**WHAT THIS TASK INVOLVES:**
Determine the number of lines in the listing that contain "Tools". Write only that number.
□ □ □ □ □ □ □
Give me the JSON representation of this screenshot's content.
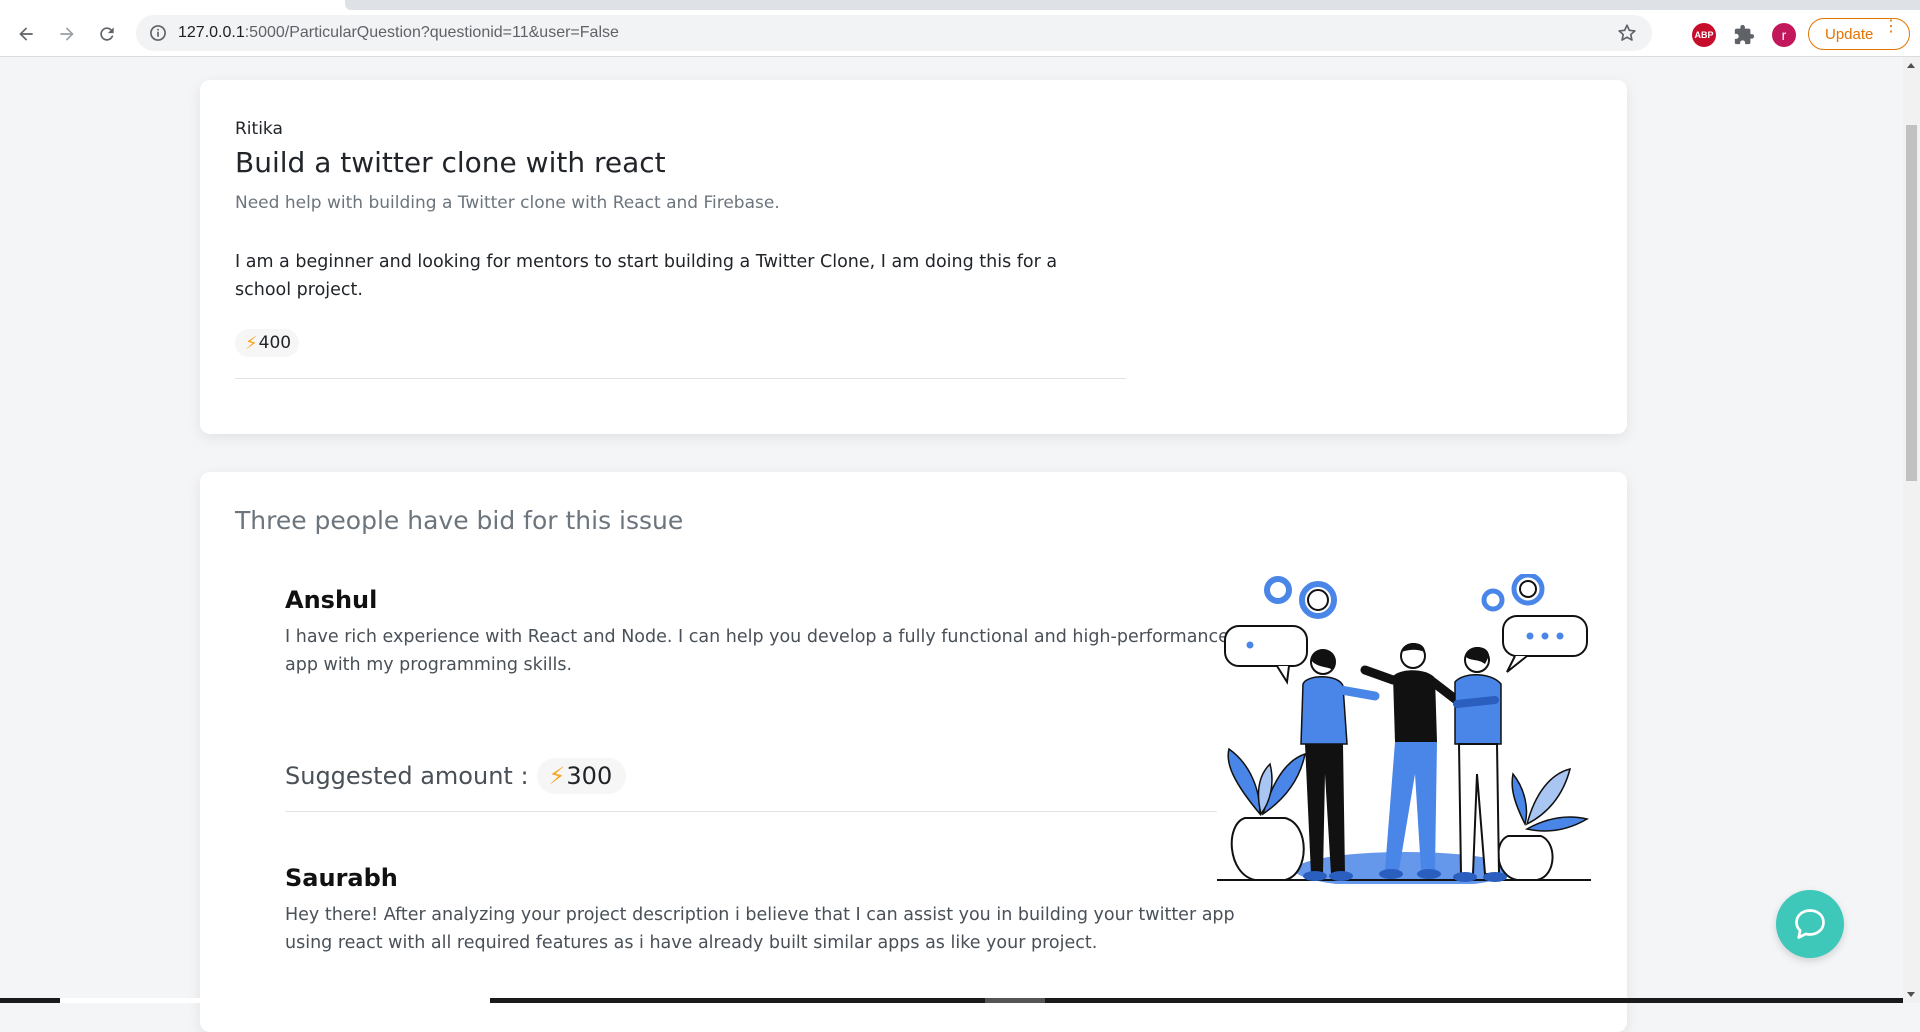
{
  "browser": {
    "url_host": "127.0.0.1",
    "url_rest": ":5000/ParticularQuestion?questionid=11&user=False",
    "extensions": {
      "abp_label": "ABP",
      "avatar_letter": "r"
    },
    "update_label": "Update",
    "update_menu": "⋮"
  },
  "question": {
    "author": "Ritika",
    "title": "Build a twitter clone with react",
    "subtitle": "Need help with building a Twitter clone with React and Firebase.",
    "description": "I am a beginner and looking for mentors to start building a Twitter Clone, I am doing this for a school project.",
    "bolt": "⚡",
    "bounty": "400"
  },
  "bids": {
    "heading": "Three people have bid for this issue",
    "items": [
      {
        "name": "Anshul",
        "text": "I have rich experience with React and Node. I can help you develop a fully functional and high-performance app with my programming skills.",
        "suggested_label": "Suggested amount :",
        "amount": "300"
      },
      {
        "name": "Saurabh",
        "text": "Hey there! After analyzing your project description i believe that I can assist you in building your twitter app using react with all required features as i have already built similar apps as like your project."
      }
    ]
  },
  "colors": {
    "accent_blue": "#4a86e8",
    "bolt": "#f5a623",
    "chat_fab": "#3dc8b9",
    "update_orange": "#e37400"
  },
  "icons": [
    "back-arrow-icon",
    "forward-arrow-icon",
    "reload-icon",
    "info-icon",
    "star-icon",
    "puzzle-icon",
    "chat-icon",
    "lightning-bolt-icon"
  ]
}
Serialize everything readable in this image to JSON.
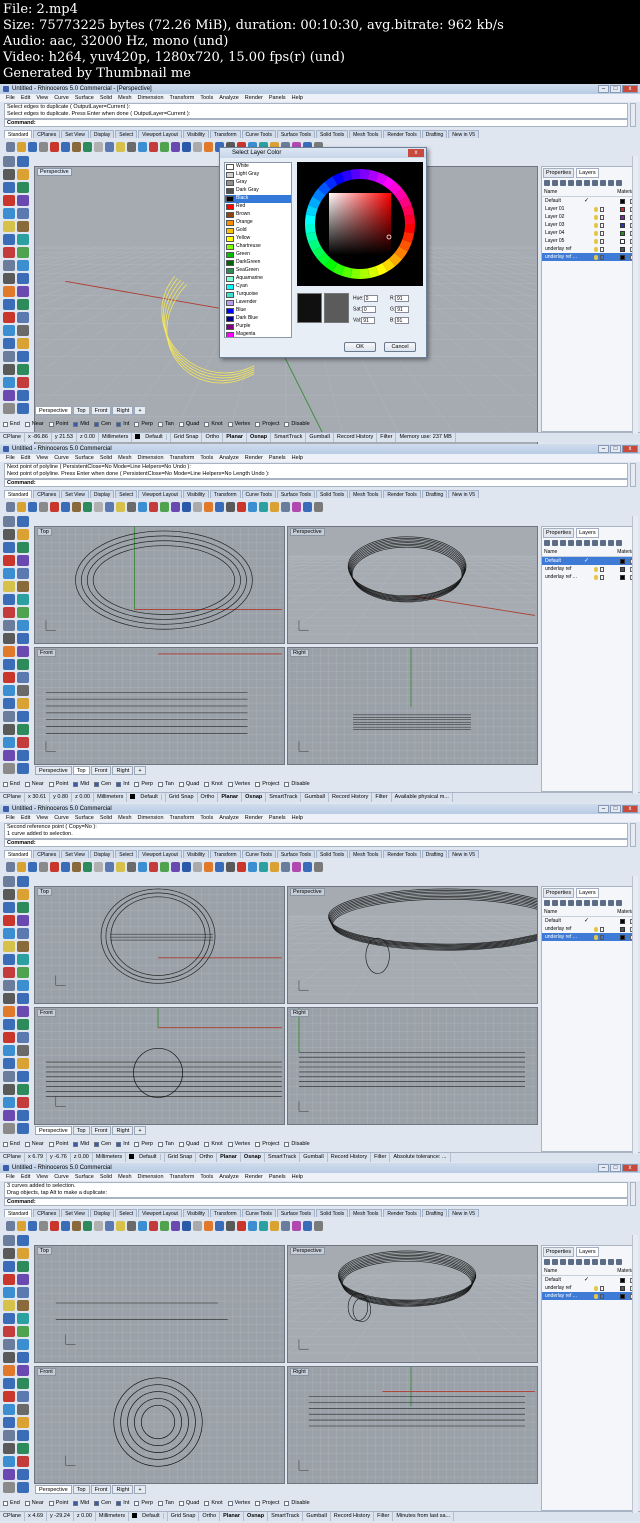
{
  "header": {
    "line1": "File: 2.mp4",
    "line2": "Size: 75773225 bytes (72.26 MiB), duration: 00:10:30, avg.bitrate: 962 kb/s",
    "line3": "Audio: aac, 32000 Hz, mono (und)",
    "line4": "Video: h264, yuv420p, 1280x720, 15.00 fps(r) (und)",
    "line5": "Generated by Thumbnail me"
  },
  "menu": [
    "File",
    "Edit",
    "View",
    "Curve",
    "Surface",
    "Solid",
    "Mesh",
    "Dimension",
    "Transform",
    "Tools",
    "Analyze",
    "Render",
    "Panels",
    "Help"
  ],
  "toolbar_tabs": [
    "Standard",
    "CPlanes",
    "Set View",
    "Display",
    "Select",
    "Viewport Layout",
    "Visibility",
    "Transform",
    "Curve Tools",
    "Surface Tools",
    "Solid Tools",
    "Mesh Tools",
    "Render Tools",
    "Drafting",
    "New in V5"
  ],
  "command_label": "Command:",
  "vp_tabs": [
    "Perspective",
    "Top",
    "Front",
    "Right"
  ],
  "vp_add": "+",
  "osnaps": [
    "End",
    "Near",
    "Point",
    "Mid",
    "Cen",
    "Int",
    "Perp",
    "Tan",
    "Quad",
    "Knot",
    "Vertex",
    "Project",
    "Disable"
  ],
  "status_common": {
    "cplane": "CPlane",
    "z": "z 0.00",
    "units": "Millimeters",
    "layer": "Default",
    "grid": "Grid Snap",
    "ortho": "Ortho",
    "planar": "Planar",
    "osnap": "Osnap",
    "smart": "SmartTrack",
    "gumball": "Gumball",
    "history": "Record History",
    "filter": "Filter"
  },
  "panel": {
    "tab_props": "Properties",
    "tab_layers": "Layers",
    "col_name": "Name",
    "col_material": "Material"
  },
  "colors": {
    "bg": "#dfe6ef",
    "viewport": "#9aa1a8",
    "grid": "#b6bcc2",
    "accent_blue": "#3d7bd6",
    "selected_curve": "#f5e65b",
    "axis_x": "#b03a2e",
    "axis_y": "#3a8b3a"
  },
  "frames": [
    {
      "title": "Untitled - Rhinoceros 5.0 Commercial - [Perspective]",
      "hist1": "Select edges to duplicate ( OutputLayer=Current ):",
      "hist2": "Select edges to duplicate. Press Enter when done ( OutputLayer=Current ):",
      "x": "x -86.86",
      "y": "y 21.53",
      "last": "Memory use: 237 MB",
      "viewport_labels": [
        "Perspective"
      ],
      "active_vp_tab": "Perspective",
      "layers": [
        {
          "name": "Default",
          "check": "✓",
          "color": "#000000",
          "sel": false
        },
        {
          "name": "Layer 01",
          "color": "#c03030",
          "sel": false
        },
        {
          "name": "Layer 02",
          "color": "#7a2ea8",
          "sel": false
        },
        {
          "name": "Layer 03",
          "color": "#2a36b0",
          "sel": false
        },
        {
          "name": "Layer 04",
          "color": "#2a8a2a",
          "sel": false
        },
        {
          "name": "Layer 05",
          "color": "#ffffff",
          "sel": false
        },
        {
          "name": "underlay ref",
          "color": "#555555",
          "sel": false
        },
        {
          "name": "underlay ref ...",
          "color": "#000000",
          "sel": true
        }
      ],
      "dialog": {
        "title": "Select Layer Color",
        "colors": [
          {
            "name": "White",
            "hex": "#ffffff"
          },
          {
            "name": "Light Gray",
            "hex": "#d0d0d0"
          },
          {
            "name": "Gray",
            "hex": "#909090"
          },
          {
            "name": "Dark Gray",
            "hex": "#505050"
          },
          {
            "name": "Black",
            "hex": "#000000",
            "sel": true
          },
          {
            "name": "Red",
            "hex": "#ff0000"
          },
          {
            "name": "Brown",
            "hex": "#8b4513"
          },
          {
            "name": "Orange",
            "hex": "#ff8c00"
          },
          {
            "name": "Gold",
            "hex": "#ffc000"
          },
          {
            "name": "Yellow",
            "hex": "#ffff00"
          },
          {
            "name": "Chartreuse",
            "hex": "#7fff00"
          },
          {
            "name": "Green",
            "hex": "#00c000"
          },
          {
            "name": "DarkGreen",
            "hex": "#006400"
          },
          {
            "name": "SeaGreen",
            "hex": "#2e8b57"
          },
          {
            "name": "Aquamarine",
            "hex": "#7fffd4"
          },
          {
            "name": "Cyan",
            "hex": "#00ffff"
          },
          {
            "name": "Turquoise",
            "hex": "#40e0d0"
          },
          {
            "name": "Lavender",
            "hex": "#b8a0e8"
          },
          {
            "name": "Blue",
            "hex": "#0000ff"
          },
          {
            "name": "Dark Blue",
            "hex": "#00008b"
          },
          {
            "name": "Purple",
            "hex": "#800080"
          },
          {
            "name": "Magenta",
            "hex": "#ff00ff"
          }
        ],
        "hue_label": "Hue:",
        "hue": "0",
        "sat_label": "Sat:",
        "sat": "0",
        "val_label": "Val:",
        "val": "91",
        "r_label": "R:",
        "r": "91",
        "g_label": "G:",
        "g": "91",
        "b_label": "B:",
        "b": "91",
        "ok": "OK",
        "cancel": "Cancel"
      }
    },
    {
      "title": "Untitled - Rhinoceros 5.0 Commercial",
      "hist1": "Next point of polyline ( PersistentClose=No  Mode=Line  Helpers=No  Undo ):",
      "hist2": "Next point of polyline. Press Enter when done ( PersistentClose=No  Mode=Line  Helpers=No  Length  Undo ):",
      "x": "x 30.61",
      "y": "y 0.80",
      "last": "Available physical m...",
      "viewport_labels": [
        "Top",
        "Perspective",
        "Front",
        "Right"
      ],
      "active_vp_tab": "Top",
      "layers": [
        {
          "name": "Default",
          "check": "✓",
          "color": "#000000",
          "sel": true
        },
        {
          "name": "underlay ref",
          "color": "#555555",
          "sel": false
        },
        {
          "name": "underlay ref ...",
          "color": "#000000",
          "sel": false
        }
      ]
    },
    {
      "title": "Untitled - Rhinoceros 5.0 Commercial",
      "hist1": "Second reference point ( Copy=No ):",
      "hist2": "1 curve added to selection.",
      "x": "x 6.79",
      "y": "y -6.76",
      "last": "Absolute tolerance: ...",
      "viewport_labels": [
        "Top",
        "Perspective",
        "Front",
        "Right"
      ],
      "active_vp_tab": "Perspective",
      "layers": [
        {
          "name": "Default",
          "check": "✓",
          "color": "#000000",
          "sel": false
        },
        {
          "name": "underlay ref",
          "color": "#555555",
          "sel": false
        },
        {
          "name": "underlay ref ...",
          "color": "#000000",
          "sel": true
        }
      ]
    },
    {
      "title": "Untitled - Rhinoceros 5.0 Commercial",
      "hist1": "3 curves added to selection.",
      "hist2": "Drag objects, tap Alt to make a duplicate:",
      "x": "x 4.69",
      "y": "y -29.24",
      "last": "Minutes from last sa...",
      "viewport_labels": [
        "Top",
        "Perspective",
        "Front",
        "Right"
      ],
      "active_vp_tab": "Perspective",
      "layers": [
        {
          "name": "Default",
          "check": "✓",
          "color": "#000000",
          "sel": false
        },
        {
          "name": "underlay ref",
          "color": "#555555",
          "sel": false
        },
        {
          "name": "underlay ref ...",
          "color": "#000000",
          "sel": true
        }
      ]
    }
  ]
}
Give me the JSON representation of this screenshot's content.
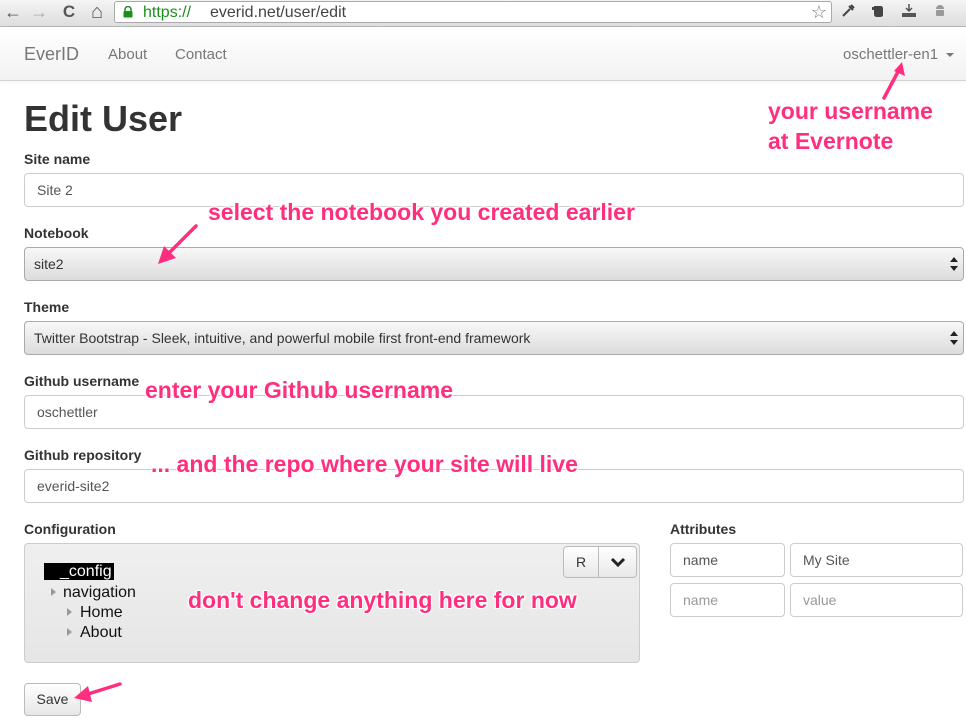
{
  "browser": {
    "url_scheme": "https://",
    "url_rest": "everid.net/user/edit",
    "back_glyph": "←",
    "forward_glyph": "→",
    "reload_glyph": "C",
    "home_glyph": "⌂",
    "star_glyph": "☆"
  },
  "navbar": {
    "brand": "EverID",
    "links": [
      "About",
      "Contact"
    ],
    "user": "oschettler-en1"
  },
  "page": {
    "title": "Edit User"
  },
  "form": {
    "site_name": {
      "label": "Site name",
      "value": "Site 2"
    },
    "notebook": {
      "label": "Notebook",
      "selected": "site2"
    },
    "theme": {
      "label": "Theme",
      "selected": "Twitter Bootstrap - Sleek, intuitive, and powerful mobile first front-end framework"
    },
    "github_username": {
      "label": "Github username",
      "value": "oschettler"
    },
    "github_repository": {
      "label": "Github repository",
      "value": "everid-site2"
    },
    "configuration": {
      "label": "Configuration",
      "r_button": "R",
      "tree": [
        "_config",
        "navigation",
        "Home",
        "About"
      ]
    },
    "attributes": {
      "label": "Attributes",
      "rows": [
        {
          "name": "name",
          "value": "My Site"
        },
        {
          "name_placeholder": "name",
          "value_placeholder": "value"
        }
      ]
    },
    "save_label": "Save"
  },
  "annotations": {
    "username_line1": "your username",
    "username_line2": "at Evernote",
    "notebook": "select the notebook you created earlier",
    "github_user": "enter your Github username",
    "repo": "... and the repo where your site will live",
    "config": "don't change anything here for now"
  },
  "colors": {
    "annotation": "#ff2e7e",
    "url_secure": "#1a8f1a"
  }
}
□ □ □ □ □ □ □
**RESULT OF THE TASK:**
6